** WORK TASK **
Omit the pictures and return every entry exactly as written.

** MATERIAL PROVIDED **

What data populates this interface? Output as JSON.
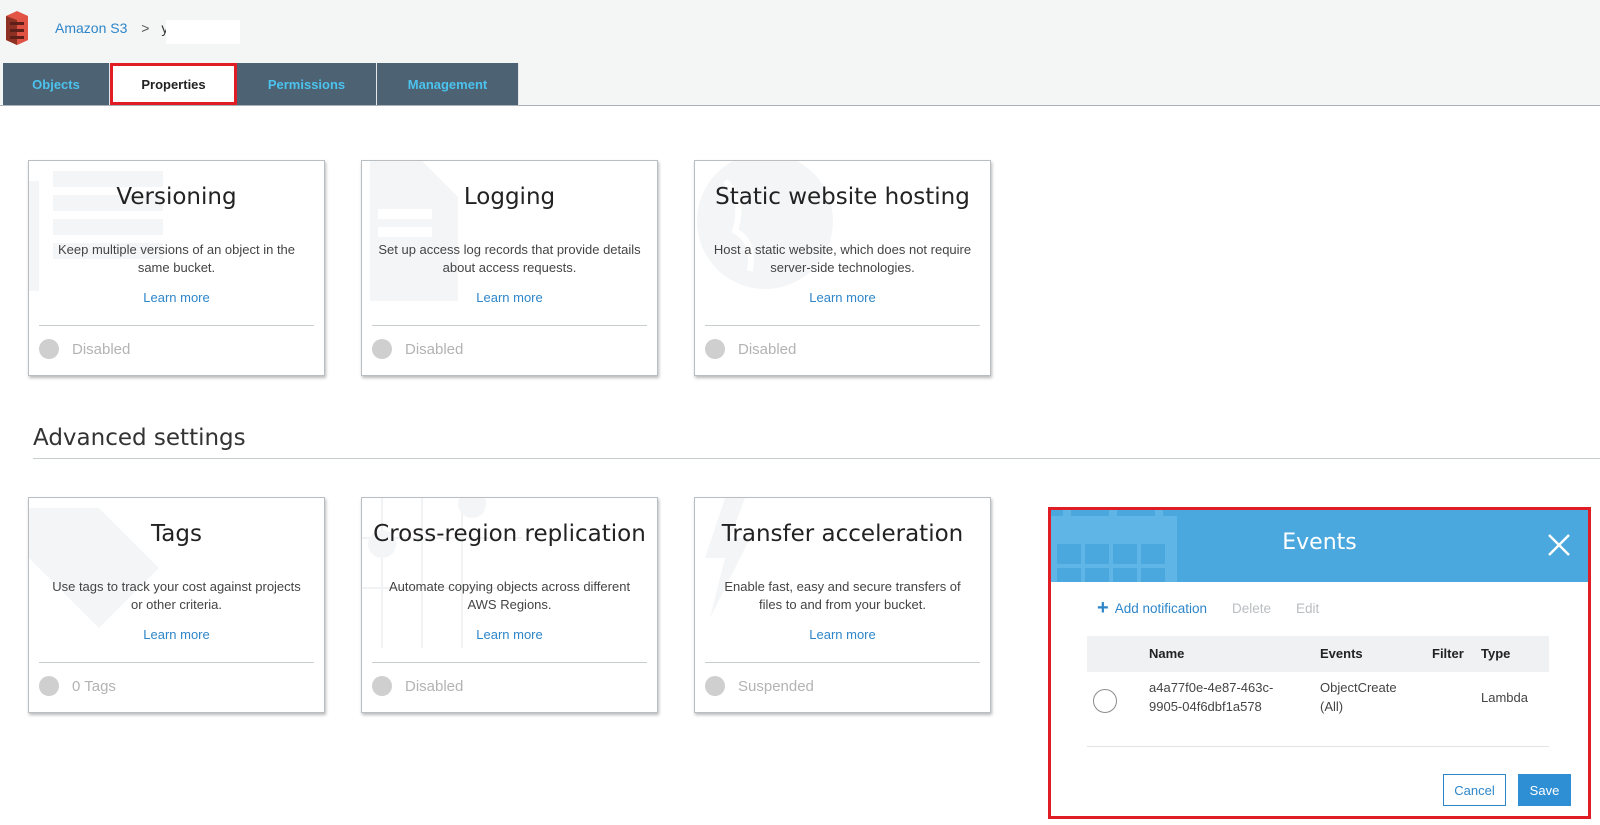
{
  "breadcrumb": {
    "service": "Amazon S3",
    "separator": ">",
    "bucket": "y"
  },
  "tabs": [
    {
      "label": "Objects",
      "active": false
    },
    {
      "label": "Properties",
      "active": true
    },
    {
      "label": "Permissions",
      "active": false
    },
    {
      "label": "Management",
      "active": false
    }
  ],
  "properties_cards": [
    {
      "title": "Versioning",
      "description": "Keep multiple versions of an object in the same bucket.",
      "link": "Learn more",
      "status": "Disabled",
      "icon": "versioning-watermark-icon"
    },
    {
      "title": "Logging",
      "description": "Set up access log records that provide details about access requests.",
      "link": "Learn more",
      "status": "Disabled",
      "icon": "logging-document-icon"
    },
    {
      "title": "Static website hosting",
      "description": "Host a static website, which does not require server-side technologies.",
      "link": "Learn more",
      "status": "Disabled",
      "icon": "globe-icon"
    }
  ],
  "advanced_settings": {
    "title": "Advanced settings",
    "cards": [
      {
        "title": "Tags",
        "description": "Use tags to track your cost against projects or other criteria.",
        "link": "Learn more",
        "status": "0 Tags",
        "icon": "tag-icon"
      },
      {
        "title": "Cross-region replication",
        "description": "Automate copying objects across different AWS Regions.",
        "link": "Learn more",
        "status": "Disabled",
        "icon": "map-pin-icon"
      },
      {
        "title": "Transfer acceleration",
        "description": "Enable fast, easy and secure transfers of files to and from your bucket.",
        "link": "Learn more",
        "status": "Suspended",
        "icon": "lightning-icon"
      }
    ]
  },
  "events_panel": {
    "title": "Events",
    "toolbar": {
      "add": "Add notification",
      "delete": "Delete",
      "edit": "Edit"
    },
    "columns": [
      "Name",
      "Events",
      "Filter",
      "Type"
    ],
    "rows": [
      {
        "name_line1": "a4a77f0e-4e87-463c-",
        "name_line2": "9905-04f6dbf1a578",
        "events_line1": "ObjectCreate",
        "events_line2": "(All)",
        "filter": "",
        "type": "Lambda",
        "selected": false
      }
    ],
    "cancel_label": "Cancel",
    "save_label": "Save"
  },
  "colors": {
    "tab_bg": "#4d6272",
    "tab_text": "#4bc3ee",
    "highlight_red": "#e01c25",
    "events_header": "#4aa8de",
    "link_blue": "#2e86c9",
    "status_grey": "#cfcfcf"
  }
}
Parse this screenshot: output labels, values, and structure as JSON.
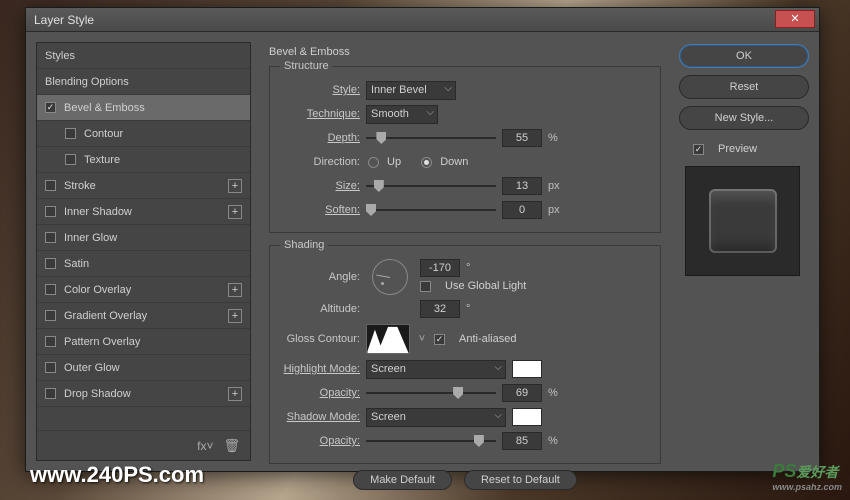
{
  "dialog_title": "Layer Style",
  "watermark_left": "www.240PS.com",
  "watermark_right_main": "PS",
  "watermark_right_cn": "爱好者",
  "watermark_right_sub": "www.psahz.com",
  "styles_list": {
    "styles": "Styles",
    "blending": "Blending Options",
    "bevel": "Bevel & Emboss",
    "contour": "Contour",
    "texture": "Texture",
    "stroke": "Stroke",
    "inner_shadow": "Inner Shadow",
    "inner_glow": "Inner Glow",
    "satin": "Satin",
    "color_overlay": "Color Overlay",
    "gradient_overlay": "Gradient Overlay",
    "pattern_overlay": "Pattern Overlay",
    "outer_glow": "Outer Glow",
    "drop_shadow": "Drop Shadow"
  },
  "section_title": "Bevel & Emboss",
  "structure": {
    "legend": "Structure",
    "style_lbl": "Style:",
    "style_val": "Inner Bevel",
    "technique_lbl": "Technique:",
    "technique_val": "Smooth",
    "depth_lbl": "Depth:",
    "depth_val": "55",
    "depth_unit": "%",
    "direction_lbl": "Direction:",
    "up": "Up",
    "down": "Down",
    "size_lbl": "Size:",
    "size_val": "13",
    "size_unit": "px",
    "soften_lbl": "Soften:",
    "soften_val": "0",
    "soften_unit": "px"
  },
  "shading": {
    "legend": "Shading",
    "angle_lbl": "Angle:",
    "angle_val": "-170",
    "global_light": "Use Global Light",
    "altitude_lbl": "Altitude:",
    "altitude_val": "32",
    "gloss_lbl": "Gloss Contour:",
    "antialiased": "Anti-aliased",
    "highlight_lbl": "Highlight Mode:",
    "highlight_val": "Screen",
    "opacity_lbl": "Opacity:",
    "hl_opacity": "69",
    "shadow_lbl": "Shadow Mode:",
    "shadow_val": "Screen",
    "sh_opacity": "85",
    "pct": "%",
    "deg": "°"
  },
  "buttons": {
    "make_default": "Make Default",
    "reset_default": "Reset to Default",
    "ok": "OK",
    "reset": "Reset",
    "new_style": "New Style...",
    "preview": "Preview"
  }
}
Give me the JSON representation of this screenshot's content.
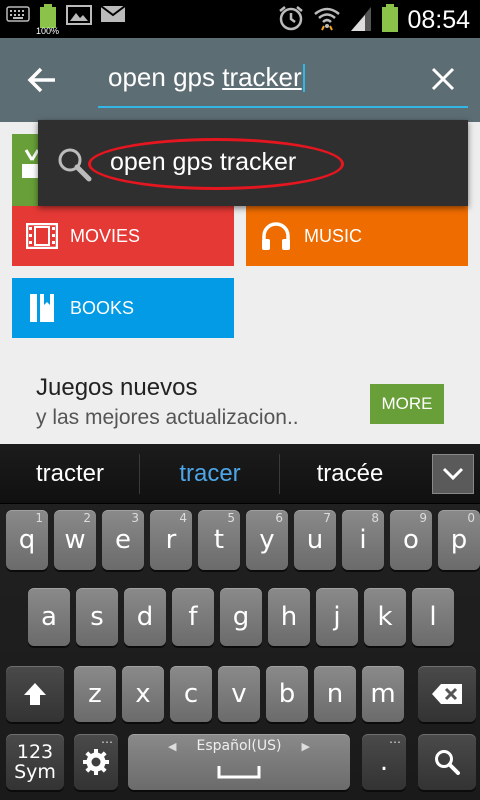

** RESPONSE TO THIS EXERCISE **
What data populates this interface? Output as JSON.
{
  "breadcrumb": {
    "service": "Amazon S3",
    "separator": ">",
    "bucket": "y"
  },
  "tabs": [
    {
      "label": "Objects",
      "active": false
    },
    {
      "label": "Properties",
      "active": true
    },
    {
      "label": "Permissions",
      "active": false
    },
    {
      "label": "Management",
      "active": false
    }
  ],
  "properties_cards": [
    {
      "title": "Versioning",
      "description": "Keep multiple versions of an object in the same bucket.",
      "link": "Learn more",
      "status": "Disabled",
      "icon": "versioning-watermark-icon"
    },
    {
      "title": "Logging",
      "description": "Set up access log records that provide details about access requests.",
      "link": "Learn more",
      "status": "Disabled",
      "icon": "logging-document-icon"
    },
    {
      "title": "Static website hosting",
      "description": "Host a static website, which does not require server-side technologies.",
      "link": "Learn more",
      "status": "Disabled",
      "icon": "globe-icon"
    }
  ],
  "advanced_settings": {
    "title": "Advanced settings",
    "cards": [
      {
        "title": "Tags",
        "description": "Use tags to track your cost against projects or other criteria.",
        "link": "Learn more",
        "status": "0 Tags",
        "icon": "tag-icon"
      },
      {
        "title": "Cross-region replication",
        "description": "Automate copying objects across different AWS Regions.",
        "link": "Learn more",
        "status": "Disabled",
        "icon": "map-pin-icon"
      },
      {
        "title": "Transfer acceleration",
        "description": "Enable fast, easy and secure transfers of files to and from your bucket.",
        "link": "Learn more",
        "status": "Suspended",
        "icon": "lightning-icon"
      }
    ]
  },
  "events_panel": {
    "title": "Events",
    "toolbar": {
      "add": "Add notification",
      "delete": "Delete",
      "edit": "Edit"
    },
    "columns": [
      "Name",
      "Events",
      "Filter",
      "Type"
    ],
    "rows": [
      {
        "name_line1": "a4a77f0e-4e87-463c-",
        "name_line2": "9905-04f6dbf1a578",
        "events_line1": "ObjectCreate",
        "events_line2": "(All)",
        "filter": "",
        "type": "Lambda",
        "selected": false
      }
    ],
    "cancel_label": "Cancel",
    "save_label": "Save"
  },
  "colors": {
    "tab_bg": "#4d6272",
    "tab_text": "#4bc3ee",
    "highlight_red": "#e01c25",
    "events_header": "#4aa8de",
    "link_blue": "#2e86c9",
    "status_grey": "#cfcfcf"
  }
}
Parse this screenshot: output labels, values, and structure as JSON.
{
  "dialog_title": "Layer Style",
  "watermark_left": "www.240PS.com",
  "watermark_right_main": "PS",
  "watermark_right_cn": "爱好者",
  "watermark_right_sub": "www.psahz.com",
  "styles_list": {
    "styles": "Styles",
    "blending": "Blending Options",
    "bevel": "Bevel & Emboss",
    "contour": "Contour",
    "texture": "Texture",
    "stroke": "Stroke",
    "inner_shadow": "Inner Shadow",
    "inner_glow": "Inner Glow",
    "satin": "Satin",
    "color_overlay": "Color Overlay",
    "gradient_overlay": "Gradient Overlay",
    "pattern_overlay": "Pattern Overlay",
    "outer_glow": "Outer Glow",
    "drop_shadow": "Drop Shadow"
  },
  "section_title": "Bevel & Emboss",
  "structure": {
    "legend": "Structure",
    "style_lbl": "Style:",
    "style_val": "Inner Bevel",
    "technique_lbl": "Technique:",
    "technique_val": "Smooth",
    "depth_lbl": "Depth:",
    "depth_val": "55",
    "depth_unit": "%",
    "direction_lbl": "Direction:",
    "up": "Up",
    "down": "Down",
    "size_lbl": "Size:",
    "size_val": "13",
    "size_unit": "px",
    "soften_lbl": "Soften:",
    "soften_val": "0",
    "soften_unit": "px"
  },
  "shading": {
    "legend": "Shading",
    "angle_lbl": "Angle:",
    "angle_val": "-170",
    "global_light": "Use Global Light",
    "altitude_lbl": "Altitude:",
    "altitude_val": "32",
    "gloss_lbl": "Gloss Contour:",
    "antialiased": "Anti-aliased",
    "highlight_lbl": "Highlight Mode:",
    "highlight_val": "Screen",
    "opacity_lbl": "Opacity:",
    "hl_opacity": "69",
    "shadow_lbl": "Shadow Mode:",
    "shadow_val": "Screen",
    "sh_opacity": "85",
    "pct": "%",
    "deg": "°"
  },
  "buttons": {
    "make_default": "Make Default",
    "reset_default": "Reset to Default",
    "ok": "OK",
    "reset": "Reset",
    "new_style": "New Style...",
    "preview": "Preview"
  }
}
Give me the JSON representation of this screenshot's content.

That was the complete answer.